Each line of the listing that includes the string "test" is to be identified and copied.
+---+
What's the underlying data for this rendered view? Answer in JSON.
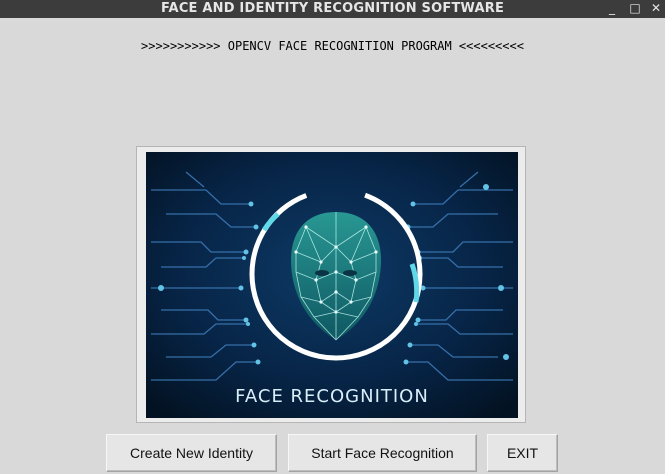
{
  "window": {
    "title": "FACE AND IDENTITY RECOGNITION SOFTWARE",
    "controls": [
      "minimize",
      "maximize",
      "close"
    ],
    "minimize_glyph": "_",
    "maximize_glyph": "□",
    "close_glyph": "✕"
  },
  "banner": ">>>>>>>>>>> OPENCV FACE RECOGNITION PROGRAM <<<<<<<<<",
  "image": {
    "caption": "FACE RECOGNITION",
    "accent_color": "#5fd8e8",
    "background_color": "#061b33"
  },
  "buttons": {
    "create": "Create New Identity",
    "start": "Start Face Recognition",
    "exit": "EXIT"
  }
}
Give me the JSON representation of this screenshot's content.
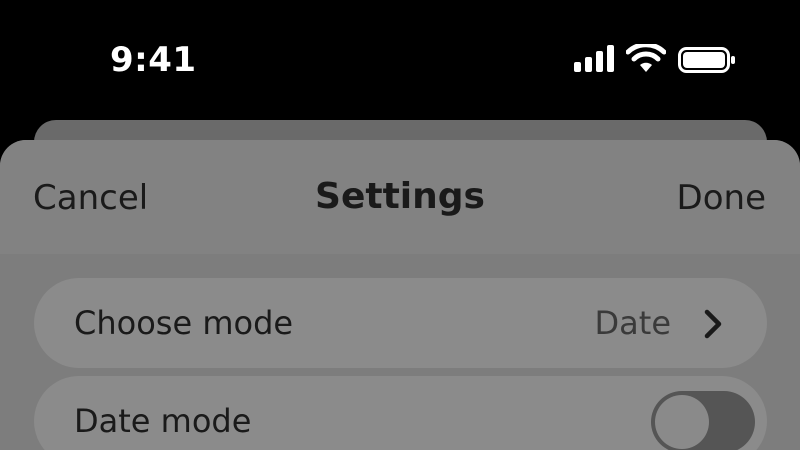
{
  "status_bar": {
    "time": "9:41",
    "icons": [
      "cellular-signal-icon",
      "wifi-icon",
      "battery-icon"
    ]
  },
  "sheet": {
    "nav": {
      "cancel_label": "Cancel",
      "title": "Settings",
      "done_label": "Done"
    },
    "rows": [
      {
        "label": "Choose mode",
        "value": "Date",
        "icon": "chevron-right-icon"
      },
      {
        "label": "Date mode",
        "toggle_on": false
      }
    ]
  },
  "colors": {
    "status_bar_bg": "#000000",
    "sheet_bg": "#7d7d7d",
    "row_bg": "#8b8b8b",
    "text": "#1a1a1a",
    "toggle_track": "#555555"
  }
}
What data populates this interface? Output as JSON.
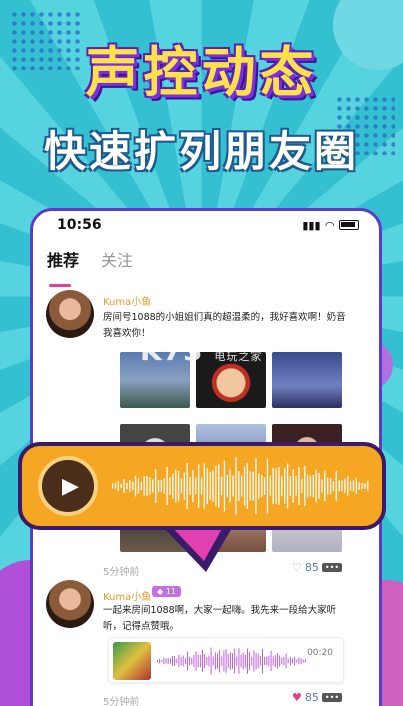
{
  "banner": {
    "title": "声控动态",
    "subtitle": "快速扩列朋友圈"
  },
  "status_bar": {
    "time": "10:56"
  },
  "tabs": [
    {
      "label": "推荐",
      "active": true
    },
    {
      "label": "关注",
      "active": false
    }
  ],
  "posts": [
    {
      "user": "Kuma小鱼",
      "text": "房间号1088的小姐姐们真的超温柔的，我好喜欢啊！奶音我喜欢你！",
      "time": "5分钟前",
      "likes": "85",
      "images": [
        "lake-landscape",
        "anime-boy",
        "night-sky",
        "husky-dog",
        "anime-art",
        "girl-portrait"
      ]
    },
    {
      "user": "Kuma小鱼",
      "badge": "11",
      "text": "一起来房间1088啊，大家一起嗨。我先来一段给大家听听，记得点赞哦。",
      "time": "5分钟前",
      "likes": "85",
      "audio_duration": "00:20"
    }
  ],
  "watermark": {
    "main": "K73",
    "sub": "电玩之家"
  },
  "colors": {
    "accent": "#e040a0",
    "player": "#f5a623",
    "player_border": "#3b1a6a",
    "username": "#e89a2a"
  },
  "icons": [
    "play-icon",
    "heart-icon",
    "more-icon",
    "signal-icon",
    "wifi-icon",
    "battery-icon"
  ]
}
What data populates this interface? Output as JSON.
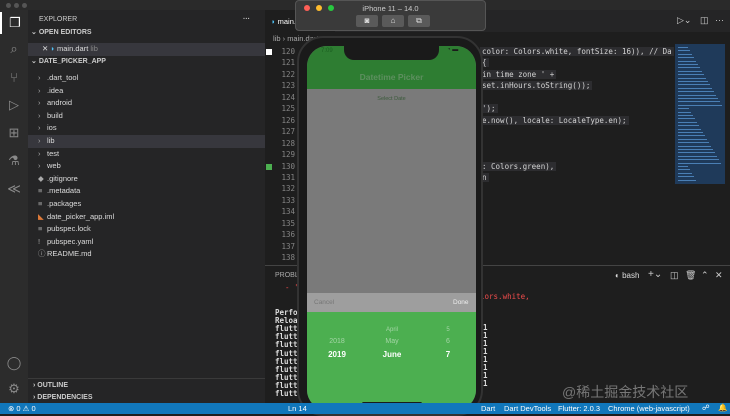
{
  "sidebar": {
    "title": "EXPLORER",
    "more": "···",
    "open_editors": "OPEN EDITORS",
    "open_file": "main.dart",
    "open_file_dir": "lib",
    "project": "DATE_PICKER_APP",
    "items": [
      {
        "label": ".dart_tool",
        "type": "folder"
      },
      {
        "label": ".idea",
        "type": "folder"
      },
      {
        "label": "android",
        "type": "folder"
      },
      {
        "label": "build",
        "type": "folder"
      },
      {
        "label": "ios",
        "type": "folder"
      },
      {
        "label": "lib",
        "type": "folder"
      },
      {
        "label": "test",
        "type": "folder"
      },
      {
        "label": "web",
        "type": "folder"
      },
      {
        "label": ".gitignore",
        "type": "file"
      },
      {
        "label": ".metadata",
        "type": "file"
      },
      {
        "label": ".packages",
        "type": "file"
      },
      {
        "label": "date_picker_app.iml",
        "type": "file"
      },
      {
        "label": "pubspec.lock",
        "type": "file"
      },
      {
        "label": "pubspec.yaml",
        "type": "file"
      },
      {
        "label": "README.md",
        "type": "file"
      }
    ],
    "outline": "OUTLINE",
    "dependencies": "DEPENDENCIES"
  },
  "editor": {
    "tab": "main.dart",
    "breadcrumb": [
      "lib",
      "main.dart"
    ],
    "line_numbers": [
      "120",
      "121",
      "122",
      "123",
      "124",
      "125",
      "126",
      "127",
      "128",
      "129",
      "130",
      "131",
      "132",
      "133",
      "134",
      "135",
      "136",
      "137",
      "138"
    ],
    "code": [
      [
        "120",
        "color: Colors.white, fontSize: 16)), // Da"
      ],
      [
        "121",
        "{"
      ],
      [
        "122",
        "in time zone ' +"
      ],
      [
        "123",
        "set.inHours.toString());"
      ],
      [
        "125",
        "');"
      ],
      [
        "126",
        "e.now(), locale: LocaleType.en);"
      ],
      [
        "130",
        ": Colors.green),"
      ],
      [
        "131",
        "n"
      ]
    ]
  },
  "panel": {
    "tab": "PROBL",
    "shell": "bash",
    "error": "- 'Co",
    "error_tail": "lors.white,",
    "lines": [
      "Perfor",
      "Reload",
      "flutte",
      "flutte",
      "flutte",
      "flutte",
      "flutte",
      "flutte",
      "flutte",
      "flutte",
      "flutte"
    ],
    "counts": [
      "1",
      "1",
      "1",
      "1",
      "1",
      "1",
      "1",
      "1"
    ]
  },
  "simulator": {
    "title": "iPhone 11 – 14.0",
    "time": "7:09",
    "app_title": "Datetime Picker",
    "select_date": "Select Date",
    "cancel": "Cancel",
    "done": "Done",
    "years": [
      "2018",
      "2019"
    ],
    "months": [
      "April",
      "May",
      "June"
    ],
    "days": [
      "5",
      "6",
      "7"
    ],
    "selected": {
      "year": "2019",
      "month": "June",
      "day": "7"
    }
  },
  "status": {
    "errors": "0",
    "warnings": "0",
    "position": "Ln 14",
    "dart": "Dart",
    "devtools": "Dart DevTools",
    "flutter": "Flutter: 2.0.3",
    "device": "Chrome (web-javascript)"
  },
  "watermark": "@稀土掘金技术社区",
  "colors": {
    "app_green": "#2e7d32",
    "picker_green": "#4caf50",
    "status_blue": "#1177bb"
  }
}
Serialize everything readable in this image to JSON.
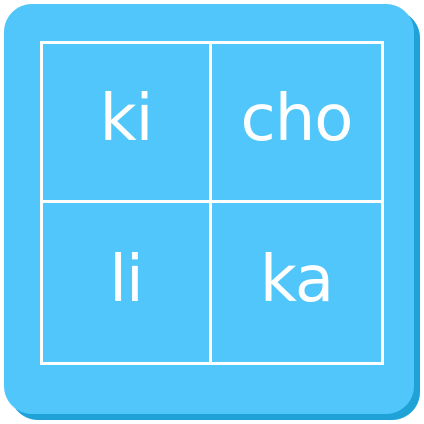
{
  "colors": {
    "card": "#51c6fb",
    "card_shadow": "#1fa2d8",
    "text": "#ffffff",
    "grid_lines": "#ffffff"
  },
  "grid": {
    "cells": [
      {
        "label": "ki"
      },
      {
        "label": "cho"
      },
      {
        "label": "li"
      },
      {
        "label": "ka"
      }
    ]
  }
}
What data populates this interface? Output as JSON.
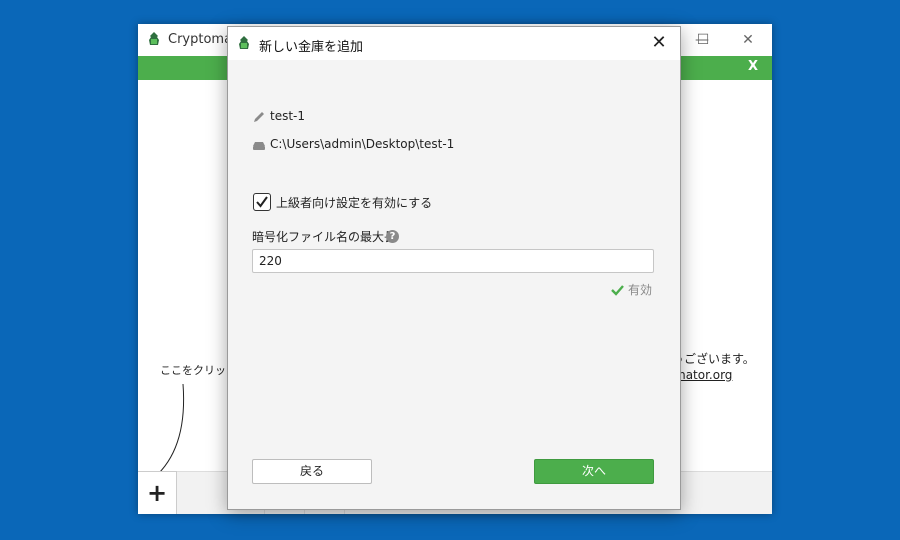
{
  "main_window": {
    "title": "Cryptomator",
    "banner_close": "X",
    "hint_text": "ここをクリックして",
    "thanks_text": "うございます。",
    "site_link": "mator.org",
    "add_button": "+",
    "controls": {
      "minimize": "—",
      "maximize": "☐",
      "close": "✕"
    }
  },
  "dialog": {
    "title": "新しい金庫を追加",
    "close": "✕",
    "vault_name": "test-1",
    "vault_path": "C:\\Users\\admin\\Desktop\\test-1",
    "advanced_checkbox_label": "上級者向け設定を有効にする",
    "advanced_checked": true,
    "max_filename_label": "暗号化ファイル名の最大長",
    "help_icon": "?",
    "max_filename_value": "220",
    "valid_text": "有効",
    "back_button": "戻る",
    "next_button": "次へ"
  },
  "colors": {
    "accent": "#4cae4c",
    "desktop": "#0a67b8"
  },
  "icons": [
    "cryptomator-logo-icon",
    "pencil-icon",
    "drive-icon",
    "checkmark-icon",
    "help-icon",
    "close-icon",
    "plus-icon"
  ]
}
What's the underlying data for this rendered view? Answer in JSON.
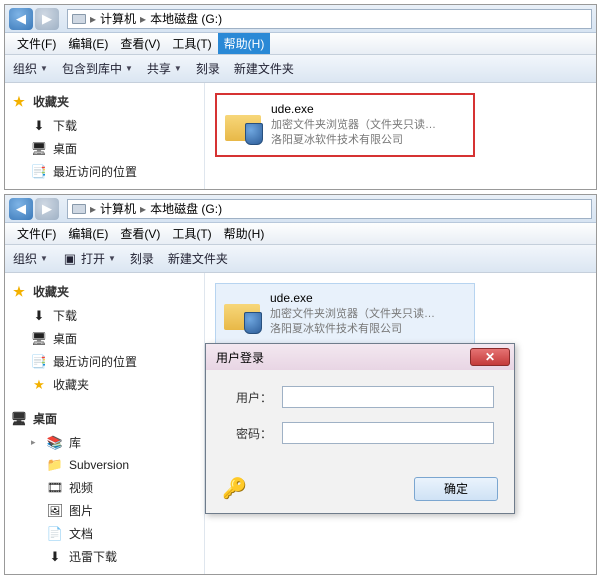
{
  "win1": {
    "breadcrumb": {
      "root": "计算机",
      "drive": "本地磁盘 (G:)"
    },
    "menus": {
      "file": "文件(F)",
      "edit": "编辑(E)",
      "view": "查看(V)",
      "tools": "工具(T)",
      "help": "帮助(H)"
    },
    "toolbar": {
      "organize": "组织",
      "include": "包含到库中",
      "share": "共享",
      "burn": "刻录",
      "newfolder": "新建文件夹"
    },
    "sidebar": {
      "fav": "收藏夹",
      "downloads": "下载",
      "desktop": "桌面",
      "recent": "最近访问的位置"
    },
    "file": {
      "name": "ude.exe",
      "desc": "加密文件夹浏览器（文件夹只读…",
      "company": "洛阳夏冰软件技术有限公司"
    }
  },
  "win2": {
    "breadcrumb": {
      "root": "计算机",
      "drive": "本地磁盘 (G:)"
    },
    "menus": {
      "file": "文件(F)",
      "edit": "编辑(E)",
      "view": "查看(V)",
      "tools": "工具(T)",
      "help": "帮助(H)"
    },
    "toolbar": {
      "organize": "组织",
      "open": "打开",
      "burn": "刻录",
      "newfolder": "新建文件夹"
    },
    "sidebar": {
      "fav": "收藏夹",
      "downloads": "下载",
      "desktop": "桌面",
      "recent": "最近访问的位置",
      "fav2": "收藏夹",
      "desktop2": "桌面",
      "library": "库",
      "subversion": "Subversion",
      "videos": "视频",
      "pictures": "图片",
      "documents": "文档",
      "xunlei": "迅雷下载"
    },
    "file": {
      "name": "ude.exe",
      "desc": "加密文件夹浏览器（文件夹只读…",
      "company": "洛阳夏冰软件技术有限公司"
    },
    "dialog": {
      "title": "用户登录",
      "user": "用户：",
      "pass": "密码：",
      "ok": "确定"
    }
  }
}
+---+
→ Task output:
        "label": "test",
    "vault_name": "test-1",
    "vault_path": "C:\\Users\\admin\\Desktop\\test-1",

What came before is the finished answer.